In an expansion of its biomedical education curricula, Weill Cornell Medicine is launching an additional site for graduate programs at Houston Methodist for the 2021-22 academic year.

Antibiotic tolerance study paves way for new treatments

A new study identifies the mechanism for tolerance to penicillin and related antibiotics in bacteria, findings that could lead to new therapies that boost the effectiveness of these treatments.

New Cornell Tech course helping cities reboot

Finding innovative solutions for cities’ most pressing problems is a primary goal of the new Urban Tech Hub, part of the Jacobs Technion-Cornell Institute at Cornell Tech.

Study finds ‘Achilles’ heel’ of Crohn’s-linked bacteria

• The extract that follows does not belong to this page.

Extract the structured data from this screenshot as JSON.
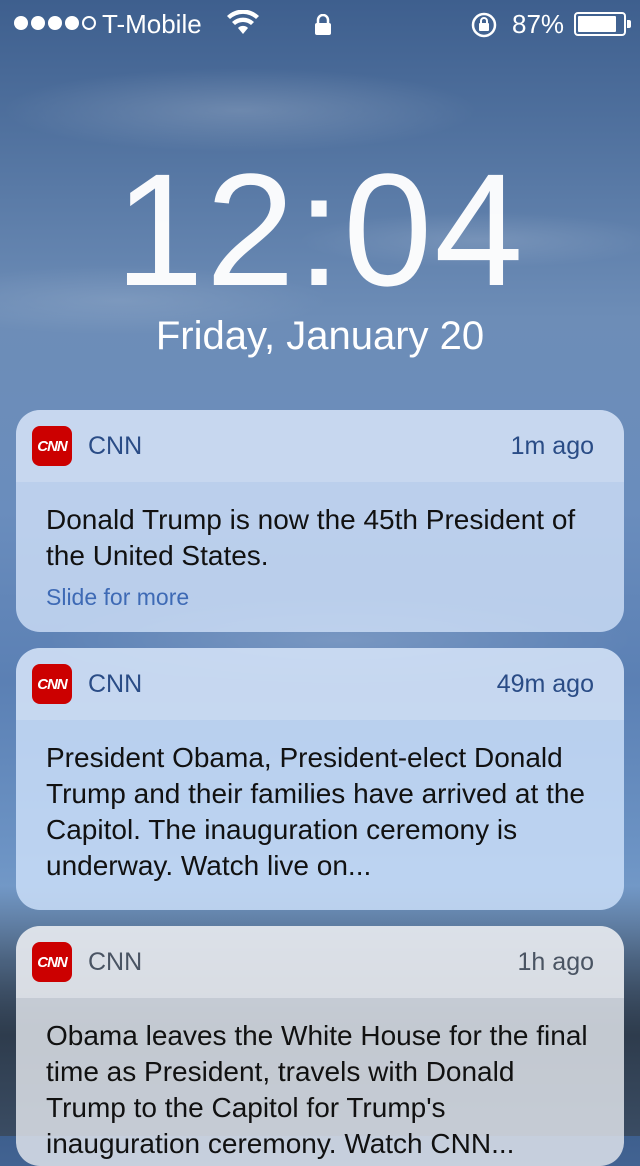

The discovery of an “Achilles’ heel” in a type of gut bacteria that causes intestinal inflammation in patients with Crohn’s disease may lead to more targeted therapies for the difficult-to-treat disease, researchers have found.

Architect Peter Robinson creates, protects Black spaces

The visiting critic discusses the importance of social design shaped by community partnerships, and a collaboration with AAP students and Black high schoolers in Brooklyn.

Weill Cornell researchers detect key flaw in brain modeling

A type of cell widely used for brain research and drug development may have been leading researchers astray for years, according to a study from scientists at Weill Cornell Medicine and Columbia University.